With increasing food safety and food quality requirements imposed upon food businesses, it is important to recognise the role that safety and quality have come to play in the operational scope of many food industry sectors. The integration of quality aspects into food industry certification standards has dramatically increased the operational capabilities of food businesses in line with other industry sectors. This has had obvious effects, especially evident for larger multi-national companies, many of which are recognised as Best Practice business management experts, not only within food industries, but within any global industry sector.

The outcomes of merged food safety and food quality systems continue to produce positive outcomes within every food industry sector.

When applied successfully, merged safety and quality management systems offer:
- Increased value for the food business through increased and maintained market share;
- Assistance in the identification of food safety and quality hazards;
- Enhanced ability to produce safe foods;
- Improved product and service quality;
- Positive impacts upon food business employees;
- Mechanisms through which system requirements can be tailored to the food business' requirements.

Most merged certification standards employ the nomination and management of Quality Points and Quality Control Points, which are intended as the quality equivalents of Control Points and Critical Control Points within HACCP. These can be designated and implemented by using a process similar to that used within the HACCP process.

If your food business supplies foodstuffs manufactured to a customer’s specifications, it is important to consider any specific Food Safety Management Development requirements in relation to their items.

The "General Content" pages within haccp.com include current and relevant information broken into the following elements: Develop, Document, Implement, Monitor, Corrective Action, Verify, Validate and Skills and Knowledge.

You can use the tabs provided at the top of the page body to navigate between these elements!

haccp.com is Your Food Quality, Food Safety and Food Risk Management resource!
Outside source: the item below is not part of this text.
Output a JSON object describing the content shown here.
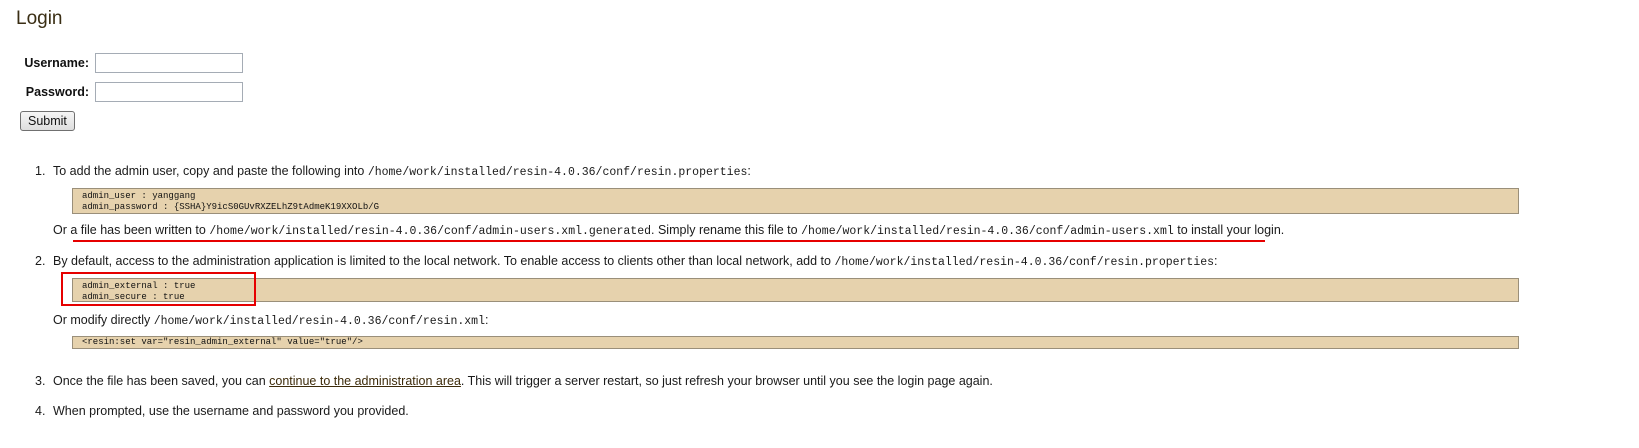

We encourage your participation in recommending content addition, updates and adjustment to ensure you access to the most current and relevant Food Safety and Quality information and resources available on the web. Please don’t hesitate to contact us with your suggestions.